    “The name came to owner Bruce Calkins in a dream…” says the website for Brused Books: Personal.palouse.net. And it’s perfect. The store features over 80,000 different titles, (*jaw drops…) and keeps track of each one old-school style.  No ‘database’ for these guys; it’s classic card files and trade-in credit all the way.

    This is exactly the warm-comforting-scholarly atmosphere that you experience directly upon stepping into this book-lover’s heaven. Looking for a copy of Allende’s ‘Eva Luna’? (They’ve got at least 5…) How about the I Ching? (I counted 4, including countless textbooks delving into every other surrounding philosophy…)

    Brused Books will also satisfy your inner-world traveler.  I like to call it the ‘Center Cultural Mini-Store’, (based on it’s location: the center of the store, and what it offers: a high dose of culture…) It features authentic Prayer Flags, ethnic pan-flutes, fair-trade herbal tea, and hand-woven scarves and bags from various international countries.

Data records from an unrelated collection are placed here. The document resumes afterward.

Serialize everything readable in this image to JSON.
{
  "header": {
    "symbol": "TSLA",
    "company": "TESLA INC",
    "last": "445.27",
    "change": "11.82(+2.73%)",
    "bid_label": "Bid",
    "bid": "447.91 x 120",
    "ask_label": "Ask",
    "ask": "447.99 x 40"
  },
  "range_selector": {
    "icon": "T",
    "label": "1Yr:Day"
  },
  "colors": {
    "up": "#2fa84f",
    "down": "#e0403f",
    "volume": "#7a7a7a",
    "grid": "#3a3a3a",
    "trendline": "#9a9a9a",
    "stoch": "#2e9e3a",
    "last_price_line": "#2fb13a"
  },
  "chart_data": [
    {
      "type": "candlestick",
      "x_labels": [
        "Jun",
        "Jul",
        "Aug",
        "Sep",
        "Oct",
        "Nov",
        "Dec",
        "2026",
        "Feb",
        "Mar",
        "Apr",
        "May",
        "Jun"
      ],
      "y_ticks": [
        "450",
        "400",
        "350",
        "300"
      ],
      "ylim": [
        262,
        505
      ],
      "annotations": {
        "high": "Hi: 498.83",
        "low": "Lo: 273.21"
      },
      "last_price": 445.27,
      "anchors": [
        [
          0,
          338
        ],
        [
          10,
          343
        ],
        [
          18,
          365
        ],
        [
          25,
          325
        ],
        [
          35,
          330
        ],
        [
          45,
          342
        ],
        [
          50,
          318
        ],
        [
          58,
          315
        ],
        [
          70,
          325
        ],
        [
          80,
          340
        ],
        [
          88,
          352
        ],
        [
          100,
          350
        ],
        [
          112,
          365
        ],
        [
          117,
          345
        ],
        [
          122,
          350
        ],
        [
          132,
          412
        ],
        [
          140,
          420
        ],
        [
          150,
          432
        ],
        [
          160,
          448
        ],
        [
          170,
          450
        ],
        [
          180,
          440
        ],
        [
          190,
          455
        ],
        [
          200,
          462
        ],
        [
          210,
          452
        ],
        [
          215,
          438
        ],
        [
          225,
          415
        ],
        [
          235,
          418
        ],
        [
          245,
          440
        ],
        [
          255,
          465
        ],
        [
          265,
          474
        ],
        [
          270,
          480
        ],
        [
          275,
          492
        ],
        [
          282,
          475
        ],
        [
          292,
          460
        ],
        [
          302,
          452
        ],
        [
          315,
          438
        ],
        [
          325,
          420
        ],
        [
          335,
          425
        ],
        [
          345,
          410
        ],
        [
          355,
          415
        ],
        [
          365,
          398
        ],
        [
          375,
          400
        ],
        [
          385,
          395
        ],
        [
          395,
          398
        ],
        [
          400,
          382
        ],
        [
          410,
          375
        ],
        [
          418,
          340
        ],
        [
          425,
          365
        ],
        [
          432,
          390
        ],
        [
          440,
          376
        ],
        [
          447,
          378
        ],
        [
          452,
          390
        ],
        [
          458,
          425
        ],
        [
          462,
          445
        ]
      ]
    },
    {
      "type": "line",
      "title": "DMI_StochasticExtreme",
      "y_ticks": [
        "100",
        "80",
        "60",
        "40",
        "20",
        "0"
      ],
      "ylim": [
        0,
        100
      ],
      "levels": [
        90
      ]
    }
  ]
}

This place truly is a go-to place for anyone interested in finding a crazy-good deal in a little shop with a crazy-cool atmosphere.

    Chloe’s Tried-and-True Favorites: I have to hand it to the Music section. Located wayyy in the back, I’ve found some great steals. It’s got everything ranging from orchestra sheet music and jazz instruction books to the pubished journals of Kurt Cobain (had to buy it), and the lyric-book for The Doors, (had to get that one too…)

    What’s better: A great used book?, or a brand-spankin’ new one? What has been your favorite book-store find?